■ WHAT IS EXPECTED ■
Look through the lines below, find those with the word "posted", and copy them.

■ ENTRIES SUPPLIED ■
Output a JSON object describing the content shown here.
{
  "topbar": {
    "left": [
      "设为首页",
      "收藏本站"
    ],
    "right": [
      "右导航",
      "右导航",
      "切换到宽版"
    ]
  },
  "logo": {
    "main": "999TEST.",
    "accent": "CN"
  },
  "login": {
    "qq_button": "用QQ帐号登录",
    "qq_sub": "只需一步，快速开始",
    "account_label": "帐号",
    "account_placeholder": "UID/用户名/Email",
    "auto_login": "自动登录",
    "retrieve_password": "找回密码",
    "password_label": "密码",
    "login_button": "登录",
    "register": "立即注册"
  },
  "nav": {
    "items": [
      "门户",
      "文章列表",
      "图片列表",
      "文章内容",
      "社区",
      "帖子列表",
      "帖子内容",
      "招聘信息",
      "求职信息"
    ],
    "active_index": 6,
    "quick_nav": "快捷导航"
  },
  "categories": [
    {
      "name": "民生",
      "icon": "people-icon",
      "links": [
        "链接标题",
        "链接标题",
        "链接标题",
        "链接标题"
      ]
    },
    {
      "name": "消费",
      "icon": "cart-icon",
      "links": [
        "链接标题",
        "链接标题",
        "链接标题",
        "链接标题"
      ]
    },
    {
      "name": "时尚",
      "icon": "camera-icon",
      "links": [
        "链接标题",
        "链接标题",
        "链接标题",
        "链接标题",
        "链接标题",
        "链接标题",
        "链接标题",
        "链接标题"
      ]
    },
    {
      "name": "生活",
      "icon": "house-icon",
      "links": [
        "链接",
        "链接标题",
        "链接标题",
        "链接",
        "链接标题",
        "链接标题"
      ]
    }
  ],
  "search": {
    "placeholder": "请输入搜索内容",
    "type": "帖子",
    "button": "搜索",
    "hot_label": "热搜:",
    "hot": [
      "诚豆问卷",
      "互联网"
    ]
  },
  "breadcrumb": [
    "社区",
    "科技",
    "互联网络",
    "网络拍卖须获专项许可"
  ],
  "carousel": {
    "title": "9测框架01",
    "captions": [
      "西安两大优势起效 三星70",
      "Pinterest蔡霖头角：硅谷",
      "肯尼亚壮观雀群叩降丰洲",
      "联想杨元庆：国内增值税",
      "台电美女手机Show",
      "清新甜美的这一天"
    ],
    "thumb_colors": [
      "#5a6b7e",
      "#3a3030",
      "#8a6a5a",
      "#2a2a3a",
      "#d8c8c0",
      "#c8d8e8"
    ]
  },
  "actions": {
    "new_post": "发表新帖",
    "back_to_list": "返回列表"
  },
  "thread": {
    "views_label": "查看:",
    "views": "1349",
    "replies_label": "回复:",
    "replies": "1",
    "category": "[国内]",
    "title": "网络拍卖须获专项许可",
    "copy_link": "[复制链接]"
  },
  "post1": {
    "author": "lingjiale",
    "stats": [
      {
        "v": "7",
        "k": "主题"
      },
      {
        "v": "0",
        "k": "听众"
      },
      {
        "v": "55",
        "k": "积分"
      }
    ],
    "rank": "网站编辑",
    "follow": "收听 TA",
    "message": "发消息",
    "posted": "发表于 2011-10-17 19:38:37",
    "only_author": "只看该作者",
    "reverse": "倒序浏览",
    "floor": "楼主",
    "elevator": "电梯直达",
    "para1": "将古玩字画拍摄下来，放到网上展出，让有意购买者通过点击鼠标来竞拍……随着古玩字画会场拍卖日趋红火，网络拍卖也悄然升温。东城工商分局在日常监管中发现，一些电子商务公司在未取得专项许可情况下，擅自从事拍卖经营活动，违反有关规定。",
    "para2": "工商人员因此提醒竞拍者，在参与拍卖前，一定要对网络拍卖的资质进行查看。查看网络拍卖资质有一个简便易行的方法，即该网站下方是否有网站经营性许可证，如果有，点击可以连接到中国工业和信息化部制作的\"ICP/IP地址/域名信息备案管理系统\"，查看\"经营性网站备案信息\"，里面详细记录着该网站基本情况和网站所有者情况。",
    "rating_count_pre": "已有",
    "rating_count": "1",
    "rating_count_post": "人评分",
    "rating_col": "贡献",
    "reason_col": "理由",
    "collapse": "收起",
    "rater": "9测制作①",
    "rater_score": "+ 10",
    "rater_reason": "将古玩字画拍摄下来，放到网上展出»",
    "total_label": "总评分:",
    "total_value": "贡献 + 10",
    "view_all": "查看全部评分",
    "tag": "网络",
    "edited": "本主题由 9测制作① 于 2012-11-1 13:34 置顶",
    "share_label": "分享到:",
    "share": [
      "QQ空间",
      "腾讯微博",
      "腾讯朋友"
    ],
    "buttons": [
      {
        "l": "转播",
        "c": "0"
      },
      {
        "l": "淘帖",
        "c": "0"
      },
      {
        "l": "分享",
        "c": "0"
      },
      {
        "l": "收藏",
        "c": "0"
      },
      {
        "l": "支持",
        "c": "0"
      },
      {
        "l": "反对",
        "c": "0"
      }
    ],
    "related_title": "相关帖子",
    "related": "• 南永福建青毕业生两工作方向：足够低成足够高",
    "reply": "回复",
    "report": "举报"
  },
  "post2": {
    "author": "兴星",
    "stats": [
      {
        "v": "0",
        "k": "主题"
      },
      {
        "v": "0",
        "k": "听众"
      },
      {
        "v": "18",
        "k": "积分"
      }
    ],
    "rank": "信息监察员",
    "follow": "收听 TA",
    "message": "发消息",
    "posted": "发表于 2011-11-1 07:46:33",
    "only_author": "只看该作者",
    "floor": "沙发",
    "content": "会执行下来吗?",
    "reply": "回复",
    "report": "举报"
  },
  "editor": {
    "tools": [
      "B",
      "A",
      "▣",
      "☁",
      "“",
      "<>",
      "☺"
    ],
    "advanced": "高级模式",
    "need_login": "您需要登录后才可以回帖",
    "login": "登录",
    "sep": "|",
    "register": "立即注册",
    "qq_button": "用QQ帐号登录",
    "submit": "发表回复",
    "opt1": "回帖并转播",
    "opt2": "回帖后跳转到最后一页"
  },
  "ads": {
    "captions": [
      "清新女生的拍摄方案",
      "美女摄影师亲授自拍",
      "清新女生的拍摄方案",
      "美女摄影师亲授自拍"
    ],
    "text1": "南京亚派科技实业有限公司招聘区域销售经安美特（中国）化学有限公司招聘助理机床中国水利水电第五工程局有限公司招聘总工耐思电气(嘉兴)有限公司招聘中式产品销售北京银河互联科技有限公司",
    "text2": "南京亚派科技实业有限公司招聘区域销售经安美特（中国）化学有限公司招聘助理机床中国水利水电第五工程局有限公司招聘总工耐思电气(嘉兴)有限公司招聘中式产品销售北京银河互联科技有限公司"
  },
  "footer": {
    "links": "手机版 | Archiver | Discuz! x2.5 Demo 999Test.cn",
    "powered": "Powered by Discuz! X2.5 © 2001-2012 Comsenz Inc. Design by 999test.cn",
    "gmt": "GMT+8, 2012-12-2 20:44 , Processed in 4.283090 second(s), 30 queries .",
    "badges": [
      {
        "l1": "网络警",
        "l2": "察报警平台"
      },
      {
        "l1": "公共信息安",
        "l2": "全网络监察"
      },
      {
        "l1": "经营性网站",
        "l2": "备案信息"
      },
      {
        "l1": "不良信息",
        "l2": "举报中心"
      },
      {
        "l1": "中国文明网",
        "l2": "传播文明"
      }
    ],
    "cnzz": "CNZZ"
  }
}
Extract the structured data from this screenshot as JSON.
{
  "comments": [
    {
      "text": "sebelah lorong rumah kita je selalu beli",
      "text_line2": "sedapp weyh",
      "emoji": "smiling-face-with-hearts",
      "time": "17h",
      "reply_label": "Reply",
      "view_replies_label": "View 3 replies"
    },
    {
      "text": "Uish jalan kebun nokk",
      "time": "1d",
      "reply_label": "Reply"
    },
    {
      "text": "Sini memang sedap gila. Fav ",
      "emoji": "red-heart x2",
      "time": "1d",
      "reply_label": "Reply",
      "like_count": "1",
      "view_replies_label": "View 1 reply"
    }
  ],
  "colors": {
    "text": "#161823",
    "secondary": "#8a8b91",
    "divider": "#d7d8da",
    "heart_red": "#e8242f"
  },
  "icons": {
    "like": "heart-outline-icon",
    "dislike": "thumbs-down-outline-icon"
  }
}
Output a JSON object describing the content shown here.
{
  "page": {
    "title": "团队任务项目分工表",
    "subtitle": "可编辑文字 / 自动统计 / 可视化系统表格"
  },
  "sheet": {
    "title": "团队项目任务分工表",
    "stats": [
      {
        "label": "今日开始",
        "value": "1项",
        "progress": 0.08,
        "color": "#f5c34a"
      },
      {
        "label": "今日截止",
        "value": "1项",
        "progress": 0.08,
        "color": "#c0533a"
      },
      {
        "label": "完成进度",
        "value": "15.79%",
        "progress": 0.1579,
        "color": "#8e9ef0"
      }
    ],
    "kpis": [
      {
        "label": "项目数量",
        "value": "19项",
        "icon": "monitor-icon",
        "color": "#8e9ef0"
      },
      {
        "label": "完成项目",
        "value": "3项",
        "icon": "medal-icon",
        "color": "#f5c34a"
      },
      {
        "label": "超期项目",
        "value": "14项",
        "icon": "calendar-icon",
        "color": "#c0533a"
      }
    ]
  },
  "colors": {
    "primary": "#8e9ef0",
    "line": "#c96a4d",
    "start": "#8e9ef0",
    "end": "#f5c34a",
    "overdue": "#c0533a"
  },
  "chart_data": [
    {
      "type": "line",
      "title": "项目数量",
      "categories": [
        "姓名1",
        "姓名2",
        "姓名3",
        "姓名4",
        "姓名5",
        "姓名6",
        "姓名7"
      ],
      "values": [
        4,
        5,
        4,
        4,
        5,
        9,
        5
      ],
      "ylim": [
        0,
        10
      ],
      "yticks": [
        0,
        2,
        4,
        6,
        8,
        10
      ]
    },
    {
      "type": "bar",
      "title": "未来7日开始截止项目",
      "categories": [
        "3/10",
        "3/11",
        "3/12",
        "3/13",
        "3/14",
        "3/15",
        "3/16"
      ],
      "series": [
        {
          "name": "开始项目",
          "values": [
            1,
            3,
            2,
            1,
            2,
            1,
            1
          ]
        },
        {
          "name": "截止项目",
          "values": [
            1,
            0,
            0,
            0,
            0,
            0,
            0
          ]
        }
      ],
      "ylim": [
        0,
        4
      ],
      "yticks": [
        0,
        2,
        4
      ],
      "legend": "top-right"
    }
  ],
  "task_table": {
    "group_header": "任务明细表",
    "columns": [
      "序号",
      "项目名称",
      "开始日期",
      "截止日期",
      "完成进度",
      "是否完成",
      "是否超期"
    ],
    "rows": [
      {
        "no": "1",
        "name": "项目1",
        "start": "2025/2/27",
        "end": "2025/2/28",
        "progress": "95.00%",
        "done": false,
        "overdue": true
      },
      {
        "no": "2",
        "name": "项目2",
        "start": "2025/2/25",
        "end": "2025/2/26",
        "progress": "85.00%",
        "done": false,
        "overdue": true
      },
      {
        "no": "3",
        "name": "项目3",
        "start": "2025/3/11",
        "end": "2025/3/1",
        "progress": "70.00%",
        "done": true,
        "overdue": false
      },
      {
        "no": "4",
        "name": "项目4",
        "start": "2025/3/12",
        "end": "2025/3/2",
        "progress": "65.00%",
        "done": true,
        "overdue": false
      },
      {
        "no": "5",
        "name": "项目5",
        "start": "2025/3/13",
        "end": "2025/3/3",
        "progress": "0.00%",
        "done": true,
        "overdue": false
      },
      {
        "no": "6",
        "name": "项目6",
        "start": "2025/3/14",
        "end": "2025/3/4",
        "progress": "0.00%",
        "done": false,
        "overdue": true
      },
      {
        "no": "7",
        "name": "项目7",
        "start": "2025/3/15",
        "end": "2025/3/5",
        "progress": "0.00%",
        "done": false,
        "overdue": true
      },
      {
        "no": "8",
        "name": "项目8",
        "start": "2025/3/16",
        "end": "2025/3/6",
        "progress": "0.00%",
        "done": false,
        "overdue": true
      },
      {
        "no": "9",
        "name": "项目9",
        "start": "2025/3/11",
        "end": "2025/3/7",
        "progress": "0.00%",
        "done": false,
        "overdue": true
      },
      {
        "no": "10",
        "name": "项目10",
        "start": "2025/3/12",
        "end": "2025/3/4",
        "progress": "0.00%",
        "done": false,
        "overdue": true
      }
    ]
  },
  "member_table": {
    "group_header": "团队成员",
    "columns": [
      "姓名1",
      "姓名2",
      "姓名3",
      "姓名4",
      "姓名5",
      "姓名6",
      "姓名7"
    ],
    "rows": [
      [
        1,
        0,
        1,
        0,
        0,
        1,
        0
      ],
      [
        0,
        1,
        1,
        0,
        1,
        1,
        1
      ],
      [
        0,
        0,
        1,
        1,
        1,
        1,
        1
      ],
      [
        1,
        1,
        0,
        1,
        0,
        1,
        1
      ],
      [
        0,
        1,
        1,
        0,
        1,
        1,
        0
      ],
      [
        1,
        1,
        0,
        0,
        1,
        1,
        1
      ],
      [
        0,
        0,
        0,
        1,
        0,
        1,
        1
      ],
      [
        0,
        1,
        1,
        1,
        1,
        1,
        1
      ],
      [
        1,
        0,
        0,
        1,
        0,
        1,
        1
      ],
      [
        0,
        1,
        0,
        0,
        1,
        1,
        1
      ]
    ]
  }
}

■ TASK RESULT ■
    "posted": "发表于 2011-10-17 19:38:37",
    "posted": "发表于 2011-11-1 07:46:33",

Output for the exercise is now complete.